Only an exact, line-for-line copy of the data will serve as the answer.

(Beginning of EXERCISE MATERIALS)

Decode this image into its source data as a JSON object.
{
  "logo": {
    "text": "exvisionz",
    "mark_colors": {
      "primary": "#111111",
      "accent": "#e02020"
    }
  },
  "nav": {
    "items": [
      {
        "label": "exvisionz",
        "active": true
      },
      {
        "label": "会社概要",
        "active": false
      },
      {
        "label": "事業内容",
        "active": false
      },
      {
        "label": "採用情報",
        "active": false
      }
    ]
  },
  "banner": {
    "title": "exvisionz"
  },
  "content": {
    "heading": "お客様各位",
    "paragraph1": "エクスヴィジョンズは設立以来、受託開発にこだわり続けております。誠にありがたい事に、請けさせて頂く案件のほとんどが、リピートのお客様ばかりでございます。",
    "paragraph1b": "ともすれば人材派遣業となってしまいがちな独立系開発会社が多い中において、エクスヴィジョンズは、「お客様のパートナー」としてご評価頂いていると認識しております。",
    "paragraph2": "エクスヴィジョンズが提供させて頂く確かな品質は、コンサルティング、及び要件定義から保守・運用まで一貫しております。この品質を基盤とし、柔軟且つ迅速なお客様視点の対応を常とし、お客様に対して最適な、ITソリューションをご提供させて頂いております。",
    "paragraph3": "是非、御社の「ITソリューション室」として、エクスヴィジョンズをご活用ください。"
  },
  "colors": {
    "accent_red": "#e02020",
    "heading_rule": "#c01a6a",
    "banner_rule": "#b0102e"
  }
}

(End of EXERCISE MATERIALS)

→ **RESPONSE TO THE TASK**:
Decode this image into its source data as a JSON object.
{
  "logo": {
    "text": "exvisionz",
    "mark_colors": {
      "primary": "#111111",
      "accent": "#e02020"
    }
  },
  "nav": {
    "items": [
      {
        "label": "exvisionz",
        "active": true
      },
      {
        "label": "会社概要",
        "active": false
      },
      {
        "label": "事業内容",
        "active": false
      },
      {
        "label": "採用情報",
        "active": false
      }
    ]
  },
  "banner": {
    "title": "exvisionz"
  },
  "content": {
    "heading": "お客様各位",
    "paragraph1": "エクスヴィジョンズは設立以来、受託開発にこだわり続けております。誠にありがたい事に、請けさせて頂く案件のほとんどが、リピートのお客様ばかりでございます。",
    "paragraph1b": "ともすれば人材派遣業となってしまいがちな独立系開発会社が多い中において、エクスヴィジョンズは、「お客様のパートナー」としてご評価頂いていると認識しております。",
    "paragraph2": "エクスヴィジョンズが提供させて頂く確かな品質は、コンサルティング、及び要件定義から保守・運用まで一貫しております。この品質を基盤とし、柔軟且つ迅速なお客様視点の対応を常とし、お客様に対して最適な、ITソリューションをご提供させて頂いております。",
    "paragraph3": "是非、御社の「ITソリューション室」として、エクスヴィジョンズをご活用ください。"
  },
  "colors": {
    "accent_red": "#e02020",
    "heading_rule": "#c01a6a",
    "banner_rule": "#b0102e"
  }
}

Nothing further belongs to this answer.